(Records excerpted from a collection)
=== Begin Enclosure ===
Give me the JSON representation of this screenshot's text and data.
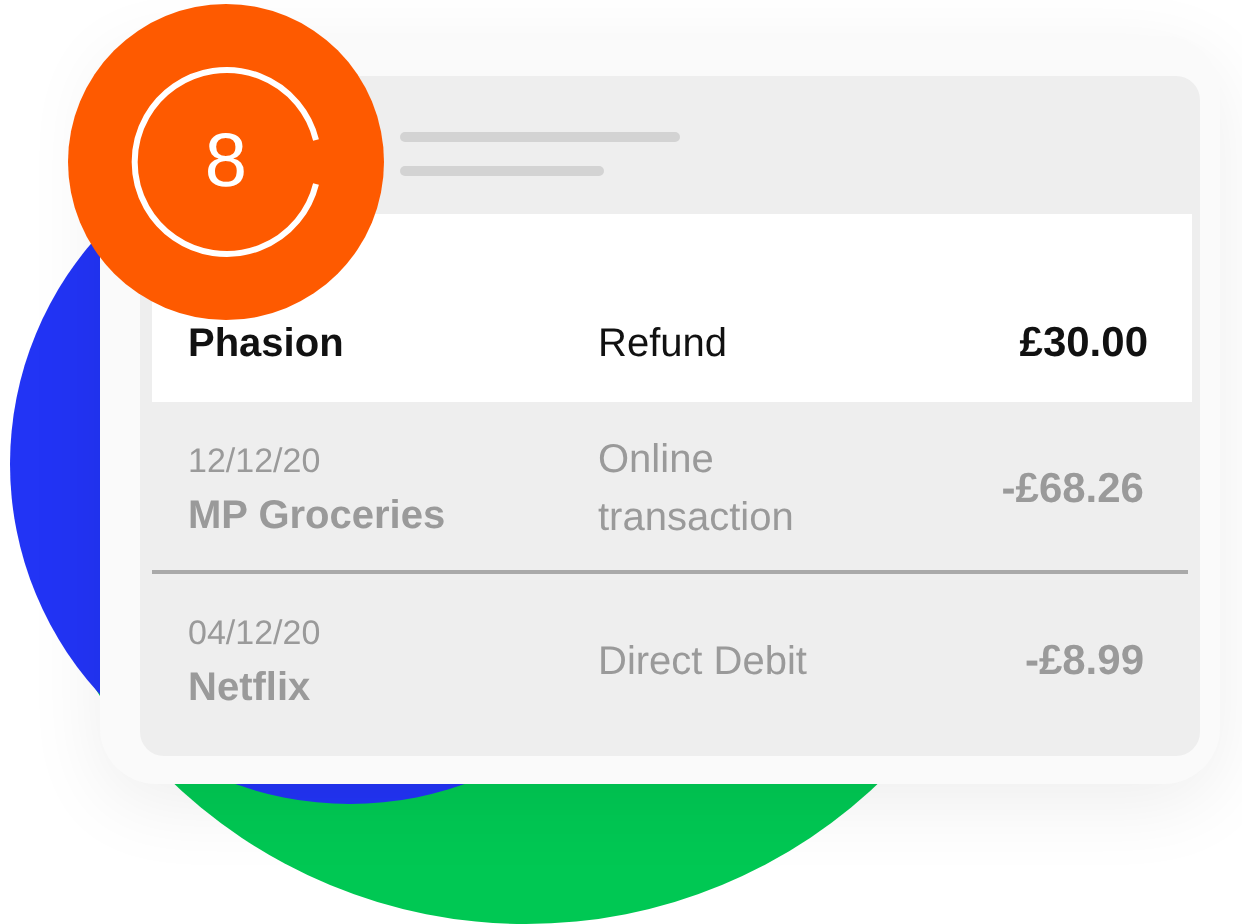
{
  "badge": {
    "number": "8"
  },
  "transactions": [
    {
      "name": "Phasion",
      "type": "Refund",
      "amount": "£30.00",
      "selected": true
    },
    {
      "date": "12/12/20",
      "name": "MP Groceries",
      "type": "Online transaction",
      "amount": "-£68.26",
      "selected": false
    },
    {
      "date": "04/12/20",
      "name": "Netflix",
      "type": "Direct Debit",
      "amount": "-£8.99",
      "selected": false
    }
  ]
}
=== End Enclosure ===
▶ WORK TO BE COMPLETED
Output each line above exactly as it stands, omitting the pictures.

▶ TASK OUTPUT
Give me the JSON representation of this screenshot's text and data.
{
  "badge": {
    "number": "8"
  },
  "transactions": [
    {
      "name": "Phasion",
      "type": "Refund",
      "amount": "£30.00",
      "selected": true
    },
    {
      "date": "12/12/20",
      "name": "MP Groceries",
      "type": "Online transaction",
      "amount": "-£68.26",
      "selected": false
    },
    {
      "date": "04/12/20",
      "name": "Netflix",
      "type": "Direct Debit",
      "amount": "-£8.99",
      "selected": false
    }
  ]
}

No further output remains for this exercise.